Klein, L., & Knitzer, J. (2007). Promoting effective early learning: What every policymaker and educator should know. New York, NY: National Center for Children in Poverty.

Kruger, A. C. (n.d.). Building early literacy through drama. Atlanta, GA: Georgia State University

Ludwig, M., & Goff, R. (2014). The implementation of the wolf trap early childhood STEM learning through the arts AEMDD grant project. Washington, DC: American Institutes for Research.

National Research Council. (2009). Mathematics learning in early childhood: Paths toward excellence and equity. Committee on early childhood mathematics, Cross, C. T., Woods, T. A., Schweingruber, H. (Eds.). Center for education, division of behavioral and social sciences and education. Washington, DC: The National Academies Press.

Partnership for 21st Century Skills. (2010). 21st Century Skills Tools Map. Retrieved February 7, 2014, from http://www.p21.org/storage/documents/P21_arts_map_final.pdf

President’s Committee on the Arts and the Humanities. (May, 2011). Reinvesting in arts education: Winning America’s future through creative schools. Washington, DC.

Siegler, R. (n.d.). Modern learning theories and mathematics education [PowerPoint slides]. Retrieved March 9, 2010 from http://www.slideshare.net/stemsummit/modern-learning-theories-and-mathematics-education-robert-siegler

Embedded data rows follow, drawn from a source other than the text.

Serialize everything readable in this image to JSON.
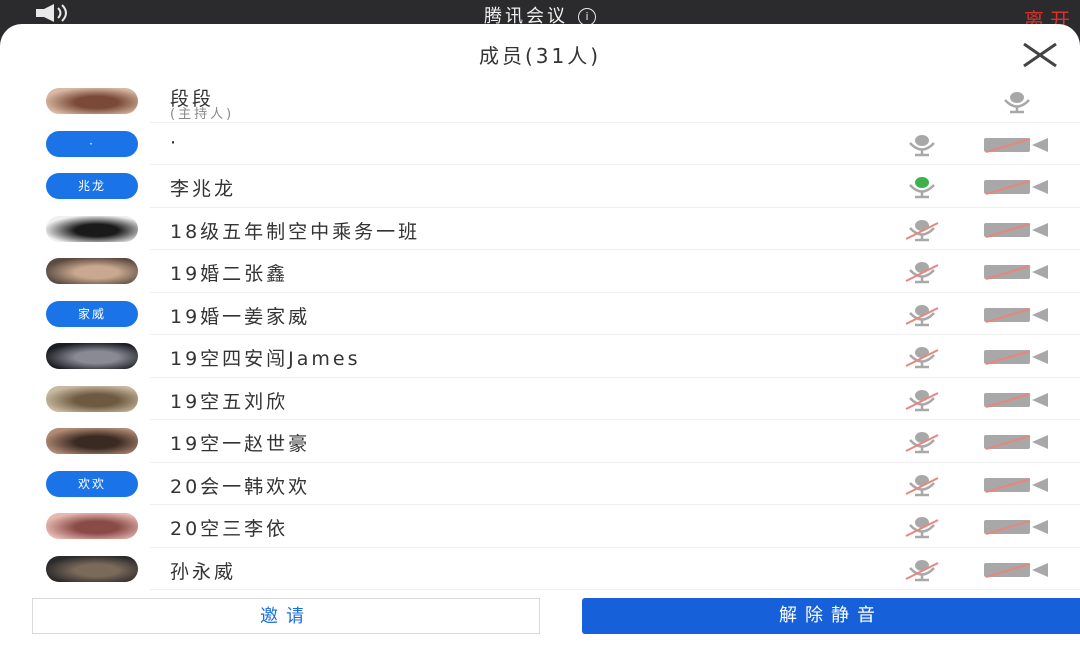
{
  "topbar": {
    "title": "腾讯会议",
    "info_glyph": "i",
    "leave_label": "离开"
  },
  "panel": {
    "title": "成员(31人)",
    "close_glyph": "✕"
  },
  "members": [
    {
      "name": "段段",
      "role": "(主持人)",
      "avatar_type": "photo",
      "avatar_text": "",
      "mic": "host-idle",
      "camera": "none"
    },
    {
      "name": "·",
      "role": "",
      "avatar_type": "text",
      "avatar_text": "·",
      "mic": "idle",
      "camera": "off"
    },
    {
      "name": "李兆龙",
      "role": "",
      "avatar_type": "text",
      "avatar_text": "兆龙",
      "mic": "active",
      "camera": "off"
    },
    {
      "name": "18级五年制空中乘务一班",
      "role": "",
      "avatar_type": "photo",
      "avatar_text": "",
      "mic": "muted",
      "camera": "off"
    },
    {
      "name": "19婚二张鑫",
      "role": "",
      "avatar_type": "photo",
      "avatar_text": "",
      "mic": "muted",
      "camera": "off"
    },
    {
      "name": "19婚一姜家威",
      "role": "",
      "avatar_type": "text",
      "avatar_text": "家威",
      "mic": "muted",
      "camera": "off"
    },
    {
      "name": "19空四安闯James",
      "role": "",
      "avatar_type": "photo",
      "avatar_text": "",
      "mic": "muted",
      "camera": "off"
    },
    {
      "name": "19空五刘欣",
      "role": "",
      "avatar_type": "photo",
      "avatar_text": "",
      "mic": "muted",
      "camera": "off"
    },
    {
      "name": "19空一赵世豪",
      "role": "",
      "avatar_type": "photo",
      "avatar_text": "",
      "mic": "muted",
      "camera": "off"
    },
    {
      "name": "20会一韩欢欢",
      "role": "",
      "avatar_type": "text",
      "avatar_text": "欢欢",
      "mic": "muted",
      "camera": "off"
    },
    {
      "name": "20空三李依",
      "role": "",
      "avatar_type": "photo",
      "avatar_text": "",
      "mic": "muted",
      "camera": "off"
    },
    {
      "name": "孙永威",
      "role": "",
      "avatar_type": "photo",
      "avatar_text": "",
      "mic": "muted",
      "camera": "off"
    }
  ],
  "footer": {
    "invite_label": "邀请",
    "unmute_label": "解除静音"
  },
  "colors": {
    "accent": "#1661d9",
    "avatar_blue": "#1b73e8",
    "leave_red": "#d9312b",
    "mic_active": "#3cb24a",
    "icon_gray": "#a8a8a8",
    "muted_slash": "#e8867e"
  },
  "icons": {
    "speaker": "speaker-icon",
    "info": "info-icon",
    "close": "close-icon",
    "mic": "microphone-icon",
    "camera": "video-camera-icon"
  }
}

Trawick-Smith, J. & DeLapp, J. (n.d.). Lullabies, leaping, and learning: Supporting thinking in infants and toddlers through active music and play experiences. Center for Early Childhood Education at Eastern Connecticut State University for Head Start Body Start. Retrieved February 7, 2014, from http://www.aahperd.org/headstartbodystart/activityresources/upload/Lullabies-Leaping-brief-final.pdf

Trawick-Smith, J. & DeLapp, J. (n.d.). Moving with feeling: Nurturing preschool children’s emotional health through active play. Center for Early Childhood Education at Eastern Connecticut State University for Head Start Body Start. Retrieved February 7, 2014, from http://www.aahperd.org/headstartbodystart/activityresources/upload/Moving-with-Feeling-brief-final.pdf




1 “Findings from the Evaluation of the Wolf Trap Arts in Education Model Development and Dissemination Grant,” Drs. Ludwig, M. & Song, M., American Institutes for Research.